→ **What is needed**
Each entry below should be printed exactly as given.

*** Block opens ***

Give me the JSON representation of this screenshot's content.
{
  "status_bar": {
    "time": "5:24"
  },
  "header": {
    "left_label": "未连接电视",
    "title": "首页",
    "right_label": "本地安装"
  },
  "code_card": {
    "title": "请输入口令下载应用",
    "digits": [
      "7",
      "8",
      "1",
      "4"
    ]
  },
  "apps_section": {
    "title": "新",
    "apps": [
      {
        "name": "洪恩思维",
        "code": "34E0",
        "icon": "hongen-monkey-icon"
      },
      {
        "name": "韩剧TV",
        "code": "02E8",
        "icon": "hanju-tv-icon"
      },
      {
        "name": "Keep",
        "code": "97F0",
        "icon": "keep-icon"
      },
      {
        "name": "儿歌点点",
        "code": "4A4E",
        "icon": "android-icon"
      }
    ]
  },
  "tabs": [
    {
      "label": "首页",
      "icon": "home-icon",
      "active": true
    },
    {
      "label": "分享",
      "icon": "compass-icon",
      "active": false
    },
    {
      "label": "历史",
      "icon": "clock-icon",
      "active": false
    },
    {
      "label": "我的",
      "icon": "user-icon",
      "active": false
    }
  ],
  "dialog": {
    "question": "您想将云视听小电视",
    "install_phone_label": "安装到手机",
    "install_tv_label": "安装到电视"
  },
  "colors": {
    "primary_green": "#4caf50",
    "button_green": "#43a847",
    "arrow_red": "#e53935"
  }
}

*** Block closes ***

→ **Written response**
Give me the JSON representation of this screenshot's content.
{
  "status_bar": {
    "time": "5:24"
  },
  "header": {
    "left_label": "未连接电视",
    "title": "首页",
    "right_label": "本地安装"
  },
  "code_card": {
    "title": "请输入口令下载应用",
    "digits": [
      "7",
      "8",
      "1",
      "4"
    ]
  },
  "apps_section": {
    "title": "新",
    "apps": [
      {
        "name": "洪恩思维",
        "code": "34E0",
        "icon": "hongen-monkey-icon"
      },
      {
        "name": "韩剧TV",
        "code": "02E8",
        "icon": "hanju-tv-icon"
      },
      {
        "name": "Keep",
        "code": "97F0",
        "icon": "keep-icon"
      },
      {
        "name": "儿歌点点",
        "code": "4A4E",
        "icon": "android-icon"
      }
    ]
  },
  "tabs": [
    {
      "label": "首页",
      "icon": "home-icon",
      "active": true
    },
    {
      "label": "分享",
      "icon": "compass-icon",
      "active": false
    },
    {
      "label": "历史",
      "icon": "clock-icon",
      "active": false
    },
    {
      "label": "我的",
      "icon": "user-icon",
      "active": false
    }
  ],
  "dialog": {
    "question": "您想将云视听小电视",
    "install_phone_label": "安装到手机",
    "install_tv_label": "安装到电视"
  },
  "colors": {
    "primary_green": "#4caf50",
    "button_green": "#43a847",
    "arrow_red": "#e53935"
  }
}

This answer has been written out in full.